Few people in Villisca believed that a man of Jones’s age and eminence—he was 57 in 1912—would have swung the ax himself, but in some minds he was certainly capable of paying someone else to wipe out Moore and his family. That was the theory of James Wilkerson, an agent of the renowned , who in 1916 announced that Jones had hired a killer by the name of William Mansfield to murder the man who had humiliated him. Wilkerson—who made enough of a nuisance of himself to derail Jones’s attempts to secure re-election to the state senate, and who eventually succeeded in having a grand jury convened to consider the evidence he had gathered–was able to show that Mansfield had the right sort of background for the job: In 1914 he was the chief suspect in the ax murders of his wife, her parents and his own child in Blue Island, Illinois.

Convicted ax murderer Henry Lee Moore was the suspect favored by Department of Justice Special Agent Matthew McClaughry–who believed he committed a total of nearly 30 similar murders across the Midwest in 1911-12 .

Possible Apparition at Villisca Ax Murder House, Villisca Iowa

Villisca Ax Murder House (Virtual Tour)

Convicted ax murderer Henry Lee Moore was the suspect favored by Department of Justice Special Agent Matthew McClaughry–who believed he committed a total of nearly 30 similar murders across the Midwest in 1911-12 .

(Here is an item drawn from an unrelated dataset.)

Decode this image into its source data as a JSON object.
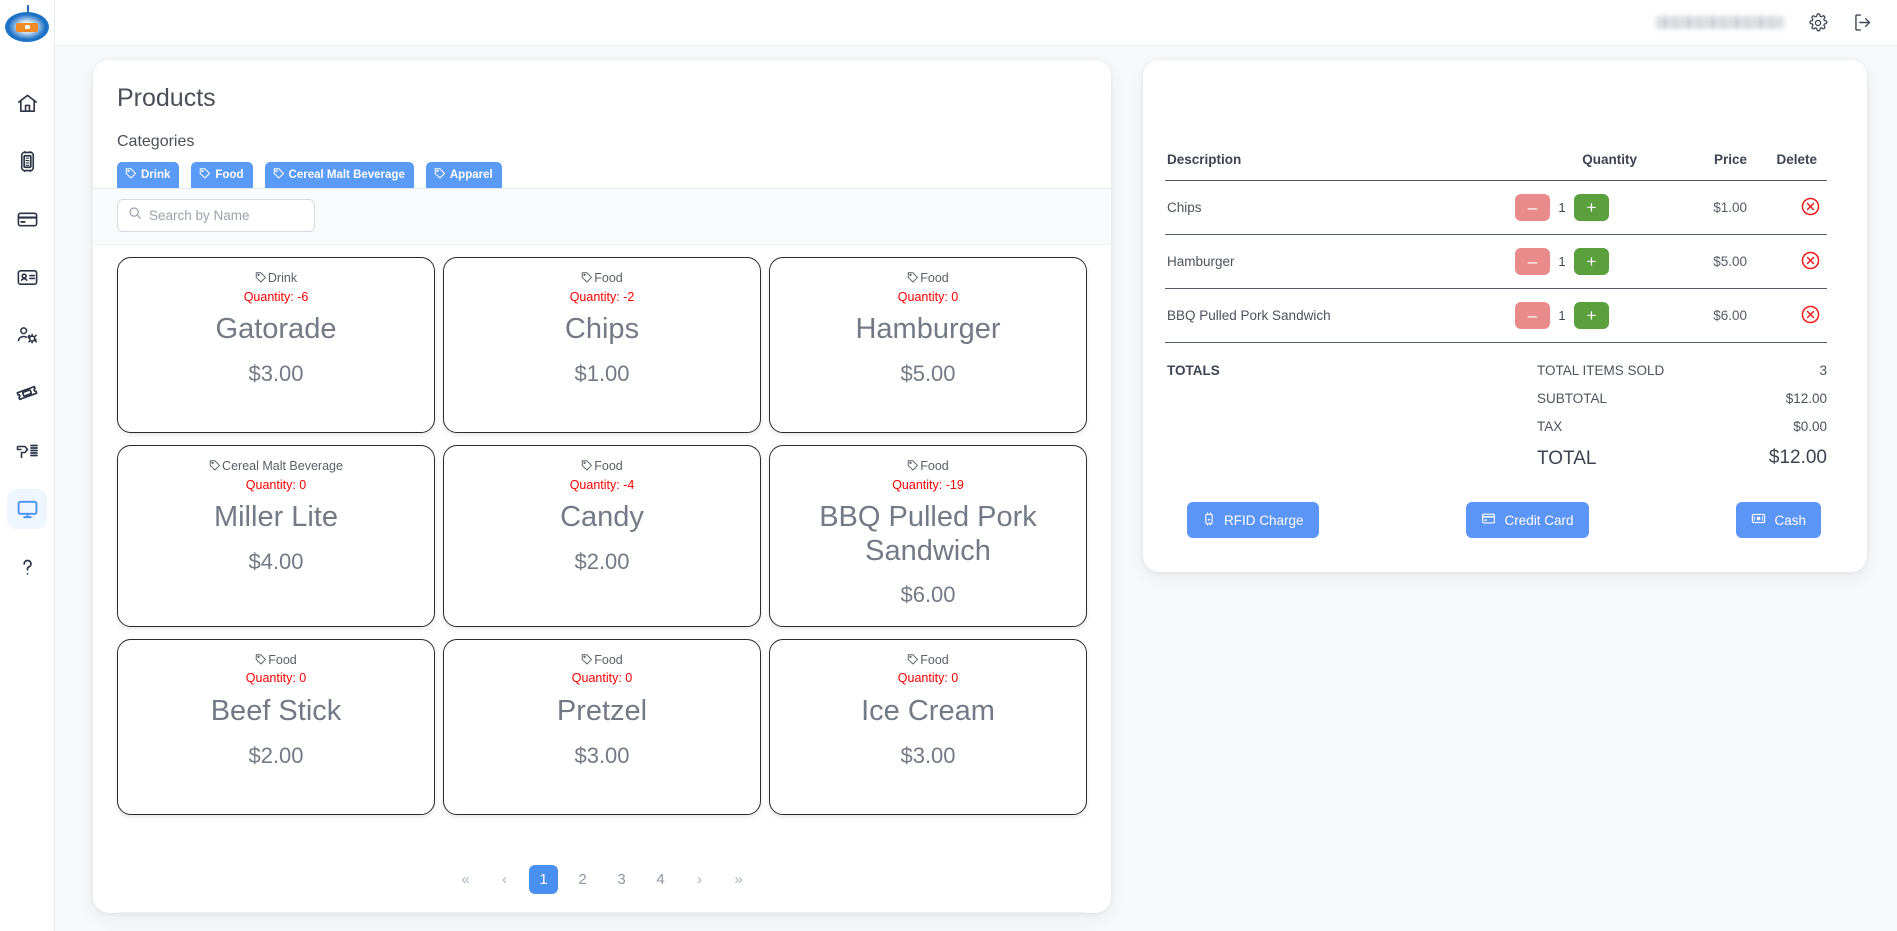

Few people in Villisca believed that a man of Jones’s age and eminence—he was 57 in 1912—would have swung the ax himself, but in some minds he was certainly capable of paying someone else to wipe out Moore and his family. That was the theory of James Wilkerson, an agent of the renowned , who in 1916 announced that Jones had hired a killer by the name of William Mansfield to murder the man who had humiliated him. Wilkerson—who made enough of a nuisance of himself to derail Jones’s attempts to secure re-election to the state senate, and who eventually succeeded in having a grand jury convened to consider the evidence he had gathered–was able to show that Mansfield had the right sort of background for the job: In 1914 he was the chief suspect in the ax murders of his wife, her parents and his own child in Blue Island, Illinois.